Your answer must be every line of the data that contains "promo".

━━━ Supplied material ━━━

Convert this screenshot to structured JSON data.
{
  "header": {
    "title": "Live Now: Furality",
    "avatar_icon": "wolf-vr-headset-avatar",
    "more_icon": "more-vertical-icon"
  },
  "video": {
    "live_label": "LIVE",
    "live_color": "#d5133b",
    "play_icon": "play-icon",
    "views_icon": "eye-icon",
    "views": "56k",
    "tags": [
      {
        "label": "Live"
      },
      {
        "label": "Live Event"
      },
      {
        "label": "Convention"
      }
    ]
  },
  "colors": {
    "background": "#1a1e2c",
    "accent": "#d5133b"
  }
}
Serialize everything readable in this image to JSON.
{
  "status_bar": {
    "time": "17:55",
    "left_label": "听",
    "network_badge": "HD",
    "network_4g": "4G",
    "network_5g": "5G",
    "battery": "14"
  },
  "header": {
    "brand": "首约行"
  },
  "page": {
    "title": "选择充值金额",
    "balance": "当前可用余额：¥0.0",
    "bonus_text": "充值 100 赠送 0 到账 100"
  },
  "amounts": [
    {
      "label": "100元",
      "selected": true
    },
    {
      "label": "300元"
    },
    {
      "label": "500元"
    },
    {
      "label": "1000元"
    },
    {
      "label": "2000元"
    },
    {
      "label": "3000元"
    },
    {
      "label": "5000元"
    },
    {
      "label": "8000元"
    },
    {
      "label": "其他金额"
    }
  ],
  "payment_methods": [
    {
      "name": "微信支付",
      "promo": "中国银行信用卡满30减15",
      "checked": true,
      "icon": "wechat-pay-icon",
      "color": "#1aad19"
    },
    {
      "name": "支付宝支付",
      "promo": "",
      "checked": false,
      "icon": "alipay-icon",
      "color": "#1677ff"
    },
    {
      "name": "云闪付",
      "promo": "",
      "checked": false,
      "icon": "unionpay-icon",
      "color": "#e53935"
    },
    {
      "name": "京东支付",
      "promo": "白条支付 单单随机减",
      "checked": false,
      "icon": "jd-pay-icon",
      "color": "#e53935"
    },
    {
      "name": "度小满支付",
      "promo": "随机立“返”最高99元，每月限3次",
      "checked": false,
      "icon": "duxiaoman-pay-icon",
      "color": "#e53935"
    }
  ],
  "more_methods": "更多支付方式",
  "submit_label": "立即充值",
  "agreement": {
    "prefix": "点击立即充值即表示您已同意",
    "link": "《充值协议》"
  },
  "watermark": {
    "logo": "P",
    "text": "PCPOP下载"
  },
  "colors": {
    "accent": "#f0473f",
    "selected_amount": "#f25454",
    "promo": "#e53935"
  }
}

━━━

> Task response
      "promo": "中国银行信用卡满30减15",
      "promo": "",
      "promo": "",
      "promo": "白条支付 单单随机减",
      "promo": "随机立“返”最高99元，每月限3次",
    "promo": "#e53935"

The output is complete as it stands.